As the calendar turns to March, you can ensure the craziness of college basketball will ensue after the bracket for the NCAA Men’s Division I Basketball Tournament is set. The tournament, better known as “March Madness,” has churned out moments that live on forever every year, and it’s almost a certainty this year’s version will too.
This year’s tournament projects to be very tightly contested as the level of parity within college basketball is the highest it’s been in recent memory.
There hasn’t been one truly dominant team this season, and there is lots of movement to be made from teams looking to secure No. 1 seeds to teams from the outside looking in on the bubble. This includes last year’s runner-up North Carolina, the preseason No. 1 in the AP poll that needs to make waves in their conference tournament if they want to be granted admission into the big dance.
“If it wasn’t for ‘North Carolina’ on the chest and we were looking at a team 1-8 in quad one with a NET of 47, they wouldn’t even be this close,” said ESPN’s Joe Lunardi on Feb. 27. “But it’s human nature. There’s no other bubble team that was in the National Championship game last year.”
While the backcourt of R.J. Davis and Caleb Love paired with senior forward Armando Bacot try and get the Tar Heels back on track, there are other great talents on the teams that appear destined to find their way to Houston for the Final Four.
Zach Edey is far and away the most dominant big man in the country for the Purdue Boilermakers. The best freshman in the country is right up there with Edey in the National Player of the Year conversation for Alabama in forward Brandon Miller.
“Everything Purdue does is built around star center Zach Edey, the 7’4 behemoth poised to be college basketball’s national player of the year,” SB Nation wrote in a March 3 article. “With two standout freshmen (Fletcher Loyer and Braden Smith) and a couple of savvy vets around him, Purdue’s pieces just fit better this year even if the talent isn’t as overwhelming.”
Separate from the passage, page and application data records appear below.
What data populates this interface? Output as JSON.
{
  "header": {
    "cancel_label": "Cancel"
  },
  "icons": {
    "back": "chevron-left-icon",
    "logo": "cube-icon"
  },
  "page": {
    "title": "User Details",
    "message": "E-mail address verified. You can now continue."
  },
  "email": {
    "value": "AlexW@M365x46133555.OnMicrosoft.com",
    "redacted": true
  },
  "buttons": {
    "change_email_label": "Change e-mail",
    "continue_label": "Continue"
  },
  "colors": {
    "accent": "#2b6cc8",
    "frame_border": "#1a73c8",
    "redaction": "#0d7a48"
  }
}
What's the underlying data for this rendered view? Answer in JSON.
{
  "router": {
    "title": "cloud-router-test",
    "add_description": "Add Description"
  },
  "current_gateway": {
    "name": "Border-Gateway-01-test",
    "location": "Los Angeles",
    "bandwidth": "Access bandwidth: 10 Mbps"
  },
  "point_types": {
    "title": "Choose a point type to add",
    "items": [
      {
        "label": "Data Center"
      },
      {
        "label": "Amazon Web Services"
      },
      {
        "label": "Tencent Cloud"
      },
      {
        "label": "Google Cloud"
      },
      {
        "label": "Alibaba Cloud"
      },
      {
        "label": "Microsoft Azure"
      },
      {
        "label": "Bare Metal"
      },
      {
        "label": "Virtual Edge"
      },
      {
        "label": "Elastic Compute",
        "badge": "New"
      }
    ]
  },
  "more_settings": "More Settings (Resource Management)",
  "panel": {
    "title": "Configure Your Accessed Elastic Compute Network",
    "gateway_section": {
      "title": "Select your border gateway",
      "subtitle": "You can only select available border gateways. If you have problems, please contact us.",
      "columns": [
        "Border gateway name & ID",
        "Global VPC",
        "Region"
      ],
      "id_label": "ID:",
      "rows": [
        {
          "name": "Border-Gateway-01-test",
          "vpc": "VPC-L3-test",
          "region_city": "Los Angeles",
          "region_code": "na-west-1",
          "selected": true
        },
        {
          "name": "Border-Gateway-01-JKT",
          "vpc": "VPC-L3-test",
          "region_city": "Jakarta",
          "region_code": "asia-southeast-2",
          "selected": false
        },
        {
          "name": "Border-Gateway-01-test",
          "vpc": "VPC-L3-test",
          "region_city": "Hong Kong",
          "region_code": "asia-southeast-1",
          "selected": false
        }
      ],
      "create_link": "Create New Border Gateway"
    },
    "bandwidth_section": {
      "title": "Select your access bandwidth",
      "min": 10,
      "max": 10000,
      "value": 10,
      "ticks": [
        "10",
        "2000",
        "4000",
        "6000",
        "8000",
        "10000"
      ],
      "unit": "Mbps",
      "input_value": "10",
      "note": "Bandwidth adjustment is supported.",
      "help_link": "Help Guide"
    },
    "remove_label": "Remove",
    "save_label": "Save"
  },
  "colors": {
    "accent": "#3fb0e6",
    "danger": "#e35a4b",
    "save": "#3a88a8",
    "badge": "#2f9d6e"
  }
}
For those looking to fill out a bracket of their own, there are trends that can be looked at to determine a national champion. Using data from KenPom.com which provides advanced statistical analysis for every Division I team, every champion since 2002 outside of the 2014 UConn Huskies has entered March Madness ranked in the top 21 in offensive efficiency and top 37 in defensive efficiency.
Through March 2, there are seven teams that already fill this mold this season. The glass slipper fits for Houston, Kansas, Alabama, Purdue, Texas and UConn. This reflects in the bracketology where all are essential locks to be high seeds, as Lunardi projects UConn to be the worst of the bunch as a No. 4 seed in the East Region as of March 3.
Kansas is one of the hottest teams out of the bunch and secured the Big 12 regular season title in a conference where nine teams rank in the Top 50 in the NCAA Evaluation Tool (NET).
“[Bill] Self replaced four of his top six scorers from a team that won the national championship last season,” wrote Chip Patterson for CBS Sports. “Yet he finds himself with a team, and a profile, that will be considered for the first overall spot in the 2023 NCAA Tournament.”
There are other teams that can make noise too based off the KenPom trends. UCLA, Indiana, Maryland and Creighton all nearly miss the top 21/37 threshold. All four of these teams are within 8 spots in either category and can easily make a deep run too.
In terms of the other high-profile teams not listed, the data tells us is that there are some teams in high regard of AP voters that can make earlier exits than what’s reflected by their position in the polls.
The analytics don’t love AP top 10 teams in the Feb. 27 poll like Marquette, Baylor, Arizona and Gonzaga. Other ranked teams that are likely to fall short of a deep run range from top 15 teams like Kansas State, Tennessee and Virginia to very good teams outside the Power Six conferences like St. Mary’s and San Diego State.
It is nearly impossible to predict every game right in the bracket, and that’s what makes March Madness so fun. From a field of 68 teams, only four can make it to Houston.
The Second Round will tip-off on March 16, and you can watch the madness unfold on the CBS family of networks.